#19  Carnasserie: NM 8345 0080

(Re. possible chance (unindicated) alignments)

(This is a lunar site, the stone pair indicating an alignment to the south. Fully written up earlier.)

There are mountains/ hills round the eastern part of the horizon. The following photographs are of the these parts of the horizon.

One 'near miss' alignment was found to the NE. (See Comments later)

As discussed in detail in Apparent Alignments with no 'Wobble', it is not believed that intentional such alignments exist except in combination with an alignment for ±Δ . [How can it be known when the no 'wobble' position is if the 'wobble' is not known?While Thom's suggestion re the use of such alignments is possible (Thom & Thom 1980, p S84; A.S Thom in Ruggles and Whittle 1981, p45 ), it remains the case that for reliable alignments, they only occur in combination with a ±Δ alignment.]

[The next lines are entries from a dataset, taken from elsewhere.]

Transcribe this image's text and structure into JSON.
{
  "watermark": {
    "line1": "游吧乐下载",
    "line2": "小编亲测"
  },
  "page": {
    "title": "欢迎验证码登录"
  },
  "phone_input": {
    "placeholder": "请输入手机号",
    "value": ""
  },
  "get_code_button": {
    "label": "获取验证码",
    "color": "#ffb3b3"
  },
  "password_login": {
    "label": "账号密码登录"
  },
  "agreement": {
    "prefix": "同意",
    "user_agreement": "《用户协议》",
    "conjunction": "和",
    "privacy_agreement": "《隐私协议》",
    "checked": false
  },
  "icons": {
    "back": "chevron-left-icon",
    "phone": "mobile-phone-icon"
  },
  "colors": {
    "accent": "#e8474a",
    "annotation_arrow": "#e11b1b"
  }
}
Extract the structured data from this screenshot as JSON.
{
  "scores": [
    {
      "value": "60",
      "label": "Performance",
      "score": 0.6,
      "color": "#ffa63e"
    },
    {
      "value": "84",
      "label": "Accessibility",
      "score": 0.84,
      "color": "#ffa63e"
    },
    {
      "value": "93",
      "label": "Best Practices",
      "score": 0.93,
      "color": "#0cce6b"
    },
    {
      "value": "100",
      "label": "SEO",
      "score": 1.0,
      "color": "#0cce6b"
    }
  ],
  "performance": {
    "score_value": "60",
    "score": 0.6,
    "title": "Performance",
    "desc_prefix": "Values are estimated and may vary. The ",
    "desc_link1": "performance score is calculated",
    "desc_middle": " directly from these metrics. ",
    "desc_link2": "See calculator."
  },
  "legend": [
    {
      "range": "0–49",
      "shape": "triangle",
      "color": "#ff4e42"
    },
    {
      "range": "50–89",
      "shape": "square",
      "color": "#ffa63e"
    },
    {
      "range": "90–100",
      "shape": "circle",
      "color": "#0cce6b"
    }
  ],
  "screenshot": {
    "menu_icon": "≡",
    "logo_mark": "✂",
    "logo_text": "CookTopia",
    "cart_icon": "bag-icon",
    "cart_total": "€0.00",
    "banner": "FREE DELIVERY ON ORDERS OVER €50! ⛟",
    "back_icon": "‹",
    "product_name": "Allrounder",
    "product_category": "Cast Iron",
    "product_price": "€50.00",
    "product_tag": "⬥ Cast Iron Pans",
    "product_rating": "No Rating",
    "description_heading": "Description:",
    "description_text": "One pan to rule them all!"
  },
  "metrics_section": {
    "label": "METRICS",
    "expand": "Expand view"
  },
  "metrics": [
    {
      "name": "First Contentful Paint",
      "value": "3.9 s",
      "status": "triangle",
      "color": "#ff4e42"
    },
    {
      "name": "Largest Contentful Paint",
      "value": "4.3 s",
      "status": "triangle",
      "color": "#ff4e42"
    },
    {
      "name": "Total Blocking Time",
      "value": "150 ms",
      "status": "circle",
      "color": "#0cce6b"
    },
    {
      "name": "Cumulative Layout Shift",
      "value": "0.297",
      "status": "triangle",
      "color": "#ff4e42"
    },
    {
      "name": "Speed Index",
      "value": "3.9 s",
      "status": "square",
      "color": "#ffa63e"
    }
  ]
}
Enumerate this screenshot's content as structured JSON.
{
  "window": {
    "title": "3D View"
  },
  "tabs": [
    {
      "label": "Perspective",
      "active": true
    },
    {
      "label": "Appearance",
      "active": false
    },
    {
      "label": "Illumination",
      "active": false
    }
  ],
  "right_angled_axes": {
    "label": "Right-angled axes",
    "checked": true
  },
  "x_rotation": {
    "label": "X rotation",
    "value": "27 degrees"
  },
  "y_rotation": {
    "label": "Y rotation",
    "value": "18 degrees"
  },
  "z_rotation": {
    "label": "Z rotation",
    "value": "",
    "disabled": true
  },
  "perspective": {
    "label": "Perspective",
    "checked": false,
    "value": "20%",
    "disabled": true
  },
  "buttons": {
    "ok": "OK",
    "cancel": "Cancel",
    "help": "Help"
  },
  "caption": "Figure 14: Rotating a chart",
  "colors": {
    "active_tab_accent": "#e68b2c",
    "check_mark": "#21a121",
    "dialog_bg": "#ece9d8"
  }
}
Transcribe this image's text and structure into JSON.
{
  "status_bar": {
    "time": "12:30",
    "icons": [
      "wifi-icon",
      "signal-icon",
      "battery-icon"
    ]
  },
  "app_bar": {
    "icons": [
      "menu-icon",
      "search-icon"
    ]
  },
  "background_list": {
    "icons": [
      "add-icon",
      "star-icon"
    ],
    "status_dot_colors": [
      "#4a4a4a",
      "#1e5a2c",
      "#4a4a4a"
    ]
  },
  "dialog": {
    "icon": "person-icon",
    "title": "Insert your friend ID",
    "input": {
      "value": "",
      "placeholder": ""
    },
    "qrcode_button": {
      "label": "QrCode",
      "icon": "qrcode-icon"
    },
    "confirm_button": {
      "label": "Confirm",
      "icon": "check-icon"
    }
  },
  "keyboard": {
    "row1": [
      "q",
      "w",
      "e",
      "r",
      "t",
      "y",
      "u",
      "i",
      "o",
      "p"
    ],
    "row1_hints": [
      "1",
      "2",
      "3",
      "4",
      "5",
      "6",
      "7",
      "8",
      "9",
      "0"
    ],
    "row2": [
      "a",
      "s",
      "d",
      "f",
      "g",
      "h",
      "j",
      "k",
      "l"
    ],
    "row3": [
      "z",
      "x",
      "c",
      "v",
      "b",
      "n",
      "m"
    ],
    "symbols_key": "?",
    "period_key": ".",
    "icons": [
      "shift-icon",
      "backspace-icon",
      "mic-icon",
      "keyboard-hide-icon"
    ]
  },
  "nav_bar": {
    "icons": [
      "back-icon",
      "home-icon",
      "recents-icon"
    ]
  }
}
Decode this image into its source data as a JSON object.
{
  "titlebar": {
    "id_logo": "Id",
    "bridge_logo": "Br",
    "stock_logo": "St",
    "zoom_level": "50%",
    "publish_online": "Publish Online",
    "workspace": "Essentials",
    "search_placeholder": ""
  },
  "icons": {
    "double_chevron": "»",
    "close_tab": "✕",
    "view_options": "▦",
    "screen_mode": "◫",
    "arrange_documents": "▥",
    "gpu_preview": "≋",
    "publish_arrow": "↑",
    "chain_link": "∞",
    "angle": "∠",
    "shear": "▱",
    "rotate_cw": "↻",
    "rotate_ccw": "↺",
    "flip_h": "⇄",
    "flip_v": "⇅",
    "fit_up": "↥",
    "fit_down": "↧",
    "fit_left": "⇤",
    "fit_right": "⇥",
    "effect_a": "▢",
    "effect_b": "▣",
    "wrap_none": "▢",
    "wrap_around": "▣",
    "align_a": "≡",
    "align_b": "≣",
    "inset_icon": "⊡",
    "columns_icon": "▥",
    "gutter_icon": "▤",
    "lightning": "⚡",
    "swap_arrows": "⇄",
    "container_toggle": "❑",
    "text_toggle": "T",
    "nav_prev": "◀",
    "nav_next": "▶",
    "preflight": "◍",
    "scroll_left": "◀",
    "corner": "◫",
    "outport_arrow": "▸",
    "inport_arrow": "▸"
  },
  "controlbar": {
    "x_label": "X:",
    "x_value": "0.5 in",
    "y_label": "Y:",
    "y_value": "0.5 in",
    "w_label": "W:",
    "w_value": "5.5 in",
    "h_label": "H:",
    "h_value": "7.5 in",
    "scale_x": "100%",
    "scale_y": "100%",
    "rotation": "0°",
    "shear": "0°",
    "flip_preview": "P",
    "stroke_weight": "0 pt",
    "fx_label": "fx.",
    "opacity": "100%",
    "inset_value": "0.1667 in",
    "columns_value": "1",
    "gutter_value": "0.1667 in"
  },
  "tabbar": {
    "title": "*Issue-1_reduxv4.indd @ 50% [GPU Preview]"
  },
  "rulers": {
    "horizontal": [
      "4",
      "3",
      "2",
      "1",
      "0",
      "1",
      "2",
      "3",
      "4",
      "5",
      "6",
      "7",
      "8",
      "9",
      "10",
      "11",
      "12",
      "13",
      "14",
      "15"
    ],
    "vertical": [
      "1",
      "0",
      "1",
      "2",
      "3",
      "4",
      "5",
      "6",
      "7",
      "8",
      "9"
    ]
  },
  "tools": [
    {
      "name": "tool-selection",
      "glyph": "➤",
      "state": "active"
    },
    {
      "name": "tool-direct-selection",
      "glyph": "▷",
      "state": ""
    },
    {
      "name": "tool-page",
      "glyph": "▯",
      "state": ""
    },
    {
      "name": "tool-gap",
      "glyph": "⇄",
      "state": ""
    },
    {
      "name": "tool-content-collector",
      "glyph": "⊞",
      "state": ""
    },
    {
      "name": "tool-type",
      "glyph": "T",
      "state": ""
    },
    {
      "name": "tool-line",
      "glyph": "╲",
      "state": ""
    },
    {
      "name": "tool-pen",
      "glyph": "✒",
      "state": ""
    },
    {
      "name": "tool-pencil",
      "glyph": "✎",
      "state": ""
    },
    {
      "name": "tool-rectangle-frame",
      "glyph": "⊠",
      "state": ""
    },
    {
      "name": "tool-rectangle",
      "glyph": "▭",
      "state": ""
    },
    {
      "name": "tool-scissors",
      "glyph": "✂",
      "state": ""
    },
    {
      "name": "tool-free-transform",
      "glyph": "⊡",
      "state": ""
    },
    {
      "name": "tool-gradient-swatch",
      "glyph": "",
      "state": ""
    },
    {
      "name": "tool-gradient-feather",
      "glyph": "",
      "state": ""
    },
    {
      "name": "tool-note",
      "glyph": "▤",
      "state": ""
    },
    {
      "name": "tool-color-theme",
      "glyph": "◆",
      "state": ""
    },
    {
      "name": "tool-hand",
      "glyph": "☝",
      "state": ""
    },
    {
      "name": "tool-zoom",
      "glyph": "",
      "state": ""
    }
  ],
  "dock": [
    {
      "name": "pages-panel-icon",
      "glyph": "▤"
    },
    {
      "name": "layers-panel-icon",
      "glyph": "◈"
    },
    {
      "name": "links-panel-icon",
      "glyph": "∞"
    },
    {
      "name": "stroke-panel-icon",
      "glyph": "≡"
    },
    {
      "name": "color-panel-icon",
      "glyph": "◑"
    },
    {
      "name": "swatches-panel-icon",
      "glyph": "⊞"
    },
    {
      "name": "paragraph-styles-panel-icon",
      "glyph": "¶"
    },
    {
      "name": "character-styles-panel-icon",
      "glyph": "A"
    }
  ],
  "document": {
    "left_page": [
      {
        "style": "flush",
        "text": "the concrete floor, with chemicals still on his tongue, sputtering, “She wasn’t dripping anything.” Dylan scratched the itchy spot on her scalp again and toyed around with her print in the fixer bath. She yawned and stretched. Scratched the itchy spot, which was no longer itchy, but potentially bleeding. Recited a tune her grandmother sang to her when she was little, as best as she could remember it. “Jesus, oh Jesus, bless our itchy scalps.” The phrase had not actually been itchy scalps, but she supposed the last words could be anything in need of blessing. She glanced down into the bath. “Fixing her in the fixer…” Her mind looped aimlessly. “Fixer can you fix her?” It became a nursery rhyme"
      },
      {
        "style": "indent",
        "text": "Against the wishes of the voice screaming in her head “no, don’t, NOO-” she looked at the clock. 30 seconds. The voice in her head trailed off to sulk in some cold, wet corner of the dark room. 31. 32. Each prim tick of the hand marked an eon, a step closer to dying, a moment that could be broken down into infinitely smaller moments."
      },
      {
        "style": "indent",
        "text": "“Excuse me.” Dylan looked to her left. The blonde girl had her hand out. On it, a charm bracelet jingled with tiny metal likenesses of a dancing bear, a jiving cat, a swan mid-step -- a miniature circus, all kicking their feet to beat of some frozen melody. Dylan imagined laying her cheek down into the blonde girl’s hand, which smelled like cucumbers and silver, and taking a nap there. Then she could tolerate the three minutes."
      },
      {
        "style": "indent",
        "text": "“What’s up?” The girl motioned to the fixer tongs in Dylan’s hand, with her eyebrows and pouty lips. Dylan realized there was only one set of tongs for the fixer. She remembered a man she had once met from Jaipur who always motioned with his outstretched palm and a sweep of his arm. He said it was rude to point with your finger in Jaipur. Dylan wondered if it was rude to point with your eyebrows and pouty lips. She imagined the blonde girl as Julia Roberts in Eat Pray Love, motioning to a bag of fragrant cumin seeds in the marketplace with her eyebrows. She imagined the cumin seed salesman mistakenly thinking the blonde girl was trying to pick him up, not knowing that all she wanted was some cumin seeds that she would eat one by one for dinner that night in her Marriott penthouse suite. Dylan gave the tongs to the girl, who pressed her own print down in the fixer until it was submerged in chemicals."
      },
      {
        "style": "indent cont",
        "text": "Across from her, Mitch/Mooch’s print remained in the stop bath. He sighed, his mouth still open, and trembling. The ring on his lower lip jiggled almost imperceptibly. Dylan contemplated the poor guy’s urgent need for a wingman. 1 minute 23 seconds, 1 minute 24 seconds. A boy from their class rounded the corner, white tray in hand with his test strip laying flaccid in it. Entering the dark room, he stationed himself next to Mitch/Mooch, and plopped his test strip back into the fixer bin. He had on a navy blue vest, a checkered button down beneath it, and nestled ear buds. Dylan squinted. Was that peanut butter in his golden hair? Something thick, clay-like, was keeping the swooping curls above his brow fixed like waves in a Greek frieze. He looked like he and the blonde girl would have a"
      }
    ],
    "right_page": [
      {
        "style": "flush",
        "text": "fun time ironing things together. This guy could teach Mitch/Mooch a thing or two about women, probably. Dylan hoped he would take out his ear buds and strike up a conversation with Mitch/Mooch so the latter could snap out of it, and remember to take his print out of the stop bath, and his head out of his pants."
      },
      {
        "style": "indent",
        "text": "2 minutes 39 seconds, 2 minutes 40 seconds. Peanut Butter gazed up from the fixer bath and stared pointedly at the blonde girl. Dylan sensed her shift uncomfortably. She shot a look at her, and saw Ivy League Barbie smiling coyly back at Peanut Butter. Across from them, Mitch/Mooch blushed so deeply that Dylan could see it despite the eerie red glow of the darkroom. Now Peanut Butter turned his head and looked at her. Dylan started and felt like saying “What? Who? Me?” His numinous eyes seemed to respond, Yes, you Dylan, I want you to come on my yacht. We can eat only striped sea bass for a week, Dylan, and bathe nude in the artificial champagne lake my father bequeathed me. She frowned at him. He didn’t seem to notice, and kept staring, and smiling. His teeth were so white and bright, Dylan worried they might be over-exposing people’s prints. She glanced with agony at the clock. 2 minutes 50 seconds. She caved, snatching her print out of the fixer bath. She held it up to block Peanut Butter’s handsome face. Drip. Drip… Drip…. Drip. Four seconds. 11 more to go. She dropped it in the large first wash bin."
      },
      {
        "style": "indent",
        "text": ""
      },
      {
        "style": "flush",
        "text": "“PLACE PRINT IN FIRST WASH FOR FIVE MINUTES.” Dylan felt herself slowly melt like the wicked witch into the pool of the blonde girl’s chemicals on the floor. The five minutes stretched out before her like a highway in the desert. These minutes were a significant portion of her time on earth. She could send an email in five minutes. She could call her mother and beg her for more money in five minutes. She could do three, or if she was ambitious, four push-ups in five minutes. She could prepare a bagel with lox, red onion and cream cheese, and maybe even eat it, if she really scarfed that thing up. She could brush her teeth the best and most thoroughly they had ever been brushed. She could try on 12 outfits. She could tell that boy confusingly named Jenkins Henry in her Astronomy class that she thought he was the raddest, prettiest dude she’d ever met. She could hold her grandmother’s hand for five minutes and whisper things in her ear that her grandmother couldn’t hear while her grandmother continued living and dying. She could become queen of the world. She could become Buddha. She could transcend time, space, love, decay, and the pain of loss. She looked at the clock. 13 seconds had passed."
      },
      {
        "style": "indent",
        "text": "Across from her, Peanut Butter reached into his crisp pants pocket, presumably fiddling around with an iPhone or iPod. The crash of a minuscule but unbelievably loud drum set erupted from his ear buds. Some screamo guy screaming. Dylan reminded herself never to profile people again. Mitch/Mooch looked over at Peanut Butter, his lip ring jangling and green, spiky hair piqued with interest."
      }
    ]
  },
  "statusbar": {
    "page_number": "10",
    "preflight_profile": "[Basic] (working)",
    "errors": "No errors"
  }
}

The declination of the base of the sharp notch is -23° 53'.3, which is very close to the value deduced by Thom of -23° 54'.2 ± 0'.7

i.e. around 1700BC, the sun's centre would have risen in the base of the notch at the winter solstice. However as with the moon we cannot accurately observe the centre of the sun. For the sun the upper limb would be preferable to avoid glare.